Please copy every record exactly as it is written.
*** Extracted material Section Begins ***
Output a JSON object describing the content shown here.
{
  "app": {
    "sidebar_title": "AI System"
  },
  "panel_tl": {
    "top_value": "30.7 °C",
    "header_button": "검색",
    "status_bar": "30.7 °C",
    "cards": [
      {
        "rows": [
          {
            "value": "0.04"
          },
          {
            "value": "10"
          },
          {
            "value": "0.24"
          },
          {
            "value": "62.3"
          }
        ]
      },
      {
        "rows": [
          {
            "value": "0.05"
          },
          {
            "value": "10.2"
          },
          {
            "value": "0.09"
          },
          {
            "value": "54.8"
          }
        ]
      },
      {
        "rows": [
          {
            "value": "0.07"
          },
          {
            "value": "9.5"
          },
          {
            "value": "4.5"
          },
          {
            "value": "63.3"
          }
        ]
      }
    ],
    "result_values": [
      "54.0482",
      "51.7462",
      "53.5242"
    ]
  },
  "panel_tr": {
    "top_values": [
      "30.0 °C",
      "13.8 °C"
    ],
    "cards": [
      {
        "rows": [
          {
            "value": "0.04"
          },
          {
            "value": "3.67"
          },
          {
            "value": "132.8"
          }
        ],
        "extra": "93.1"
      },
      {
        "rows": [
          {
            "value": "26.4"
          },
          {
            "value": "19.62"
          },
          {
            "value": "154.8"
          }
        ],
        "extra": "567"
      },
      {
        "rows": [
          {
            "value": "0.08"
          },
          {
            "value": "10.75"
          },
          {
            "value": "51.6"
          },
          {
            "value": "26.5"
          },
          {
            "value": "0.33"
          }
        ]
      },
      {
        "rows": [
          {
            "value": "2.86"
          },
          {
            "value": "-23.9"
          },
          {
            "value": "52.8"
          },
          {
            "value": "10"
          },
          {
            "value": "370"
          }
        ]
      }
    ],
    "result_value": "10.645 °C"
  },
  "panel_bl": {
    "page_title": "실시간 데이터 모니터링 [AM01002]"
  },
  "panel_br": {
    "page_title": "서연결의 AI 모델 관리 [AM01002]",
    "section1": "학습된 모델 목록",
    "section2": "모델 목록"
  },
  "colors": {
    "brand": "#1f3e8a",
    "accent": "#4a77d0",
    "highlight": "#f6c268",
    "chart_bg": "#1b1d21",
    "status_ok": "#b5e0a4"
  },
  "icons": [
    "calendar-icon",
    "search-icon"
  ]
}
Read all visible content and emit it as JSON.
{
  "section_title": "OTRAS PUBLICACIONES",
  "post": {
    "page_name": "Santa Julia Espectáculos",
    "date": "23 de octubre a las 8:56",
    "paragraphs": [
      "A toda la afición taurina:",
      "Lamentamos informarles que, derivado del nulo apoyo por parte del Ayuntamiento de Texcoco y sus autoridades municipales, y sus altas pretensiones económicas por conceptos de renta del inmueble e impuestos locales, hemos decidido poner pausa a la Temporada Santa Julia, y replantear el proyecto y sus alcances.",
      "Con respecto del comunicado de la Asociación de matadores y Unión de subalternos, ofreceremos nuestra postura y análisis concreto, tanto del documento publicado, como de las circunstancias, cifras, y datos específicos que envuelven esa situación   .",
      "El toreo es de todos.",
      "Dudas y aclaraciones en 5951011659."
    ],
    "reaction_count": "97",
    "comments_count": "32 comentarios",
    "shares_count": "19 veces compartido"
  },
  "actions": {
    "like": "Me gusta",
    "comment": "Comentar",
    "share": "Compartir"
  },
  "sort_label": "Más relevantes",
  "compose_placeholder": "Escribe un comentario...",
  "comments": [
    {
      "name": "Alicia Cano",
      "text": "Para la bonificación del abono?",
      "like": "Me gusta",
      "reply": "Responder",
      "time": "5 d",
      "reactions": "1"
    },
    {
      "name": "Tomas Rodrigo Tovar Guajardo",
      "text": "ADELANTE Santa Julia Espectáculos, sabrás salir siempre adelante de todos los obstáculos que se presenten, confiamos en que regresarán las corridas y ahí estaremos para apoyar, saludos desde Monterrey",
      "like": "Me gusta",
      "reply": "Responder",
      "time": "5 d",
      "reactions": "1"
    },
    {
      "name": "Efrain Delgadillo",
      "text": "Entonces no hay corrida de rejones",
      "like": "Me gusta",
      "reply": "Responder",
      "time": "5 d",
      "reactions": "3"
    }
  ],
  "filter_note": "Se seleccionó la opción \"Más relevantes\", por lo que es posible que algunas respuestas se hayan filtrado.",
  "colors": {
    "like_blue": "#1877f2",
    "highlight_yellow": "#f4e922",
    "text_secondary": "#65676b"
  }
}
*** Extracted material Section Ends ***
Response to this task |
Output a JSON object describing the content shown here.
{
  "app": {
    "sidebar_title": "AI System"
  },
  "panel_tl": {
    "top_value": "30.7 °C",
    "header_button": "검색",
    "status_bar": "30.7 °C",
    "cards": [
      {
        "rows": [
          {
            "value": "0.04"
          },
          {
            "value": "10"
          },
          {
            "value": "0.24"
          },
          {
            "value": "62.3"
          }
        ]
      },
      {
        "rows": [
          {
            "value": "0.05"
          },
          {
            "value": "10.2"
          },
          {
            "value": "0.09"
          },
          {
            "value": "54.8"
          }
        ]
      },
      {
        "rows": [
          {
            "value": "0.07"
          },
          {
            "value": "9.5"
          },
          {
            "value": "4.5"
          },
          {
            "value": "63.3"
          }
        ]
      }
    ],
    "result_values": [
      "54.0482",
      "51.7462",
      "53.5242"
    ]
  },
  "panel_tr": {
    "top_values": [
      "30.0 °C",
      "13.8 °C"
    ],
    "cards": [
      {
        "rows": [
          {
            "value": "0.04"
          },
          {
            "value": "3.67"
          },
          {
            "value": "132.8"
          }
        ],
        "extra": "93.1"
      },
      {
        "rows": [
          {
            "value": "26.4"
          },
          {
            "value": "19.62"
          },
          {
            "value": "154.8"
          }
        ],
        "extra": "567"
      },
      {
        "rows": [
          {
            "value": "0.08"
          },
          {
            "value": "10.75"
          },
          {
            "value": "51.6"
          },
          {
            "value": "26.5"
          },
          {
            "value": "0.33"
          }
        ]
      },
      {
        "rows": [
          {
            "value": "2.86"
          },
          {
            "value": "-23.9"
          },
          {
            "value": "52.8"
          },
          {
            "value": "10"
          },
          {
            "value": "370"
          }
        ]
      }
    ],
    "result_value": "10.645 °C"
  },
  "panel_bl": {
    "page_title": "실시간 데이터 모니터링 [AM01002]"
  },
  "panel_br": {
    "page_title": "서연결의 AI 모델 관리 [AM01002]",
    "section1": "학습된 모델 목록",
    "section2": "모델 목록"
  },
  "colors": {
    "brand": "#1f3e8a",
    "accent": "#4a77d0",
    "highlight": "#f6c268",
    "chart_bg": "#1b1d21",
    "status_ok": "#b5e0a4"
  },
  "icons": [
    "calendar-icon",
    "search-icon"
  ]
}
Read all visible content and emit it as JSON.
{
  "section_title": "OTRAS PUBLICACIONES",
  "post": {
    "page_name": "Santa Julia Espectáculos",
    "date": "23 de octubre a las 8:56",
    "paragraphs": [
      "A toda la afición taurina:",
      "Lamentamos informarles que, derivado del nulo apoyo por parte del Ayuntamiento de Texcoco y sus autoridades municipales, y sus altas pretensiones económicas por conceptos de renta del inmueble e impuestos locales, hemos decidido poner pausa a la Temporada Santa Julia, y replantear el proyecto y sus alcances.",
      "Con respecto del comunicado de la Asociación de matadores y Unión de subalternos, ofreceremos nuestra postura y análisis concreto, tanto del documento publicado, como de las circunstancias, cifras, y datos específicos que envuelven esa situación   .",
      "El toreo es de todos.",
      "Dudas y aclaraciones en 5951011659."
    ],
    "reaction_count": "97",
    "comments_count": "32 comentarios",
    "shares_count": "19 veces compartido"
  },
  "actions": {
    "like": "Me gusta",
    "comment": "Comentar",
    "share": "Compartir"
  },
  "sort_label": "Más relevantes",
  "compose_placeholder": "Escribe un comentario...",
  "comments": [
    {
      "name": "Alicia Cano",
      "text": "Para la bonificación del abono?",
      "like": "Me gusta",
      "reply": "Responder",
      "time": "5 d",
      "reactions": "1"
    },
    {
      "name": "Tomas Rodrigo Tovar Guajardo",
      "text": "ADELANTE Santa Julia Espectáculos, sabrás salir siempre adelante de todos los obstáculos que se presenten, confiamos en que regresarán las corridas y ahí estaremos para apoyar, saludos desde Monterrey",
      "like": "Me gusta",
      "reply": "Responder",
      "time": "5 d",
      "reactions": "1"
    },
    {
      "name": "Efrain Delgadillo",
      "text": "Entonces no hay corrida de rejones",
      "like": "Me gusta",
      "reply": "Responder",
      "time": "5 d",
      "reactions": "3"
    }
  ],
  "filter_note": "Se seleccionó la opción \"Más relevantes\", por lo que es posible que algunas respuestas se hayan filtrado.",
  "colors": {
    "like_blue": "#1877f2",
    "highlight_yellow": "#f4e922",
    "text_secondary": "#65676b"
  }
}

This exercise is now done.